The former president was surrounded by his family, including his son Neil Bush and wife Maria, his best friend and former Secretary of State James Baker, and his grandson Pierce Bush.

The official schedule of memorial services for the former president was released Saturday evening.

An arrival ceremony involving both the House and Senate will be held at 3:45 p.m. CT on Monday at the US Capitol, where Bush will lie in state in the rotunda until Wednesday morning. The public can pay their respects to the 41st president from 6:30 p.m. CT Monday to 7:45 a.m. CT Wednesday.

On Wednesday, family and friends will gather at the National Cathedral in Washington, DC, for an 10 a.m. CT memorial service.

President Donald Trump designated Wednesday as a national day of mourning, the White House said.

The former president will also lie in repose at St. Martin's Episcopal Church in Houston, where Bush lived, from 6:45 p.m. CT Wednesday until 6 a.m. CT Thursday. A second memorial service for Bush will be held at St. Martin's Episcopal Church at 10 a.m. CT Thursday.

Bush will then be taken by a motorcade procession to the George H.W. Bush Presidential Library in College Station, Texas, where he will be laid to rest.

The arrival ceremony at Texas A&M University will be at 3:45 p.m. CT and will be followed by another ceremony and the interment at 4:15 p.m. CT at the George Bush Presidential Library & Museum.

Both Bush's wife Barbara and their daughter Robin are laid to rest on the library's grounds.

A tribute website for Bush has been set up on which funeral details will be posted.

In lieu of flowers, the Bush family has requested that donations be made to the George Bush School of Government and Public Service at Texas A&M University.

To honor the former president, the international nonprofit Points of Light, founded by Bush, invited the public to celebrate Bush by giving a day of service in his memory.

Notice: you are using an outdated browser.

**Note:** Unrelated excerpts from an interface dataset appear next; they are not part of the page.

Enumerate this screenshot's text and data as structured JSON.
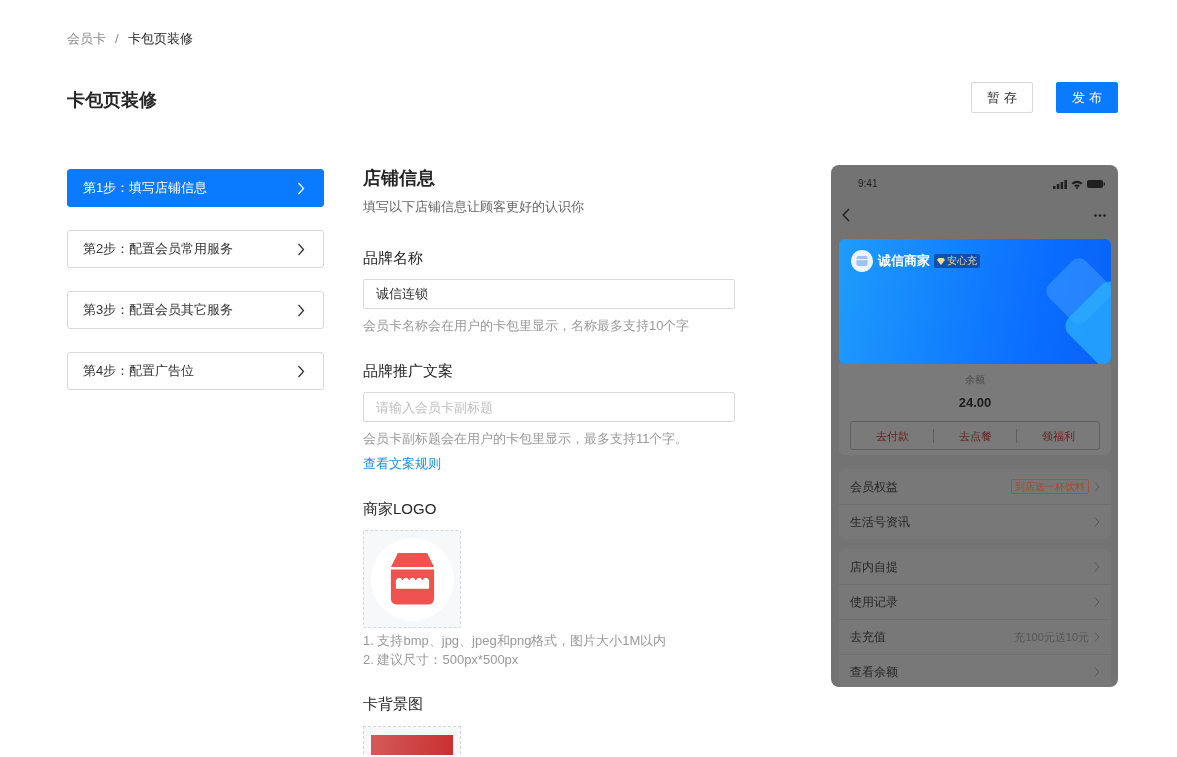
{
  "breadcrumb": {
    "separator": "/",
    "items": [
      {
        "label": "会员卡",
        "current": false
      },
      {
        "label": "卡包页装修",
        "current": true
      }
    ]
  },
  "page_title": "卡包页装修",
  "actions": [
    {
      "label": "暂存",
      "kind": "secondary"
    },
    {
      "label": "发布",
      "kind": "primary"
    }
  ],
  "steps": [
    {
      "label": "第1步：填写店铺信息",
      "selected": true
    },
    {
      "label": "第2步：配置会员常用服务",
      "selected": false
    },
    {
      "label": "第3步：配置会员其它服务",
      "selected": false
    },
    {
      "label": "第4步：配置广告位",
      "selected": false
    }
  ],
  "form": {
    "title": "店铺信息",
    "subtitle": "填写以下店铺信息让顾客更好的认识你",
    "fields": [
      {
        "kind": "text",
        "label": "品牌名称",
        "value": "诚信连锁",
        "help": "会员卡名称会在用户的卡包里显示，名称最多支持10个字"
      },
      {
        "kind": "text",
        "label": "品牌推广文案",
        "placeholder": "请输入会员卡副标题",
        "help": "会员卡副标题会在用户的卡包里显示，最多支持11个字。",
        "link": "查看文案规则"
      },
      {
        "kind": "logo_upload",
        "label": "商家LOGO",
        "notes": [
          "1. 支持bmp、jpg、jpeg和png格式，图片大小1M以内",
          "2. 建议尺寸：500px*500px"
        ]
      },
      {
        "kind": "image_upload",
        "label": "卡背景图"
      }
    ]
  },
  "preview": {
    "status_time": "9:41",
    "card": {
      "merchant": "诚信商家",
      "badge": "安心充"
    },
    "balance_label": "余额",
    "balance": "24.00",
    "card_actions": [
      "去付款",
      "去点餐",
      "领福利"
    ],
    "menu_groups": [
      {
        "items": [
          {
            "label": "会员权益",
            "tag": "到店送一杯饮料"
          },
          {
            "label": "生活号资讯"
          }
        ]
      },
      {
        "items": [
          {
            "label": "店内自提"
          },
          {
            "label": "使用记录"
          },
          {
            "label": "去充值",
            "note": "充100元送10元"
          },
          {
            "label": "查看余额"
          }
        ]
      }
    ]
  }
}
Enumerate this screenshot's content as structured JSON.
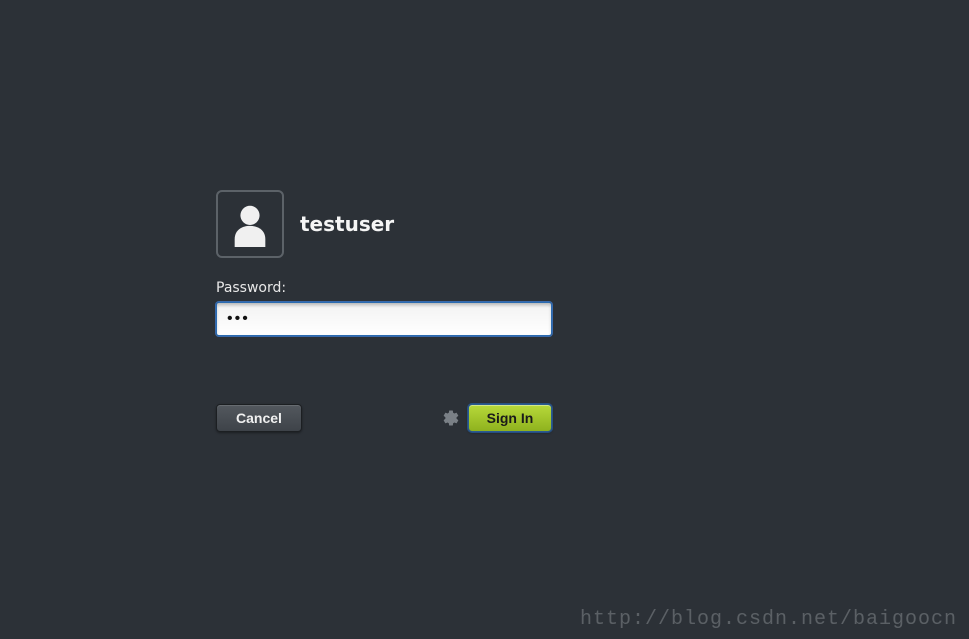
{
  "login": {
    "username": "testuser",
    "password_label": "Password:",
    "password_value": "•••",
    "cancel_label": "Cancel",
    "signin_label": "Sign In"
  },
  "watermark": "http://blog.csdn.net/baigoocn"
}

Microsoft does not recommend using IE as your default browser. Some features on this website, like video and images, might not work properly. For the best experience, please upgrade your browser.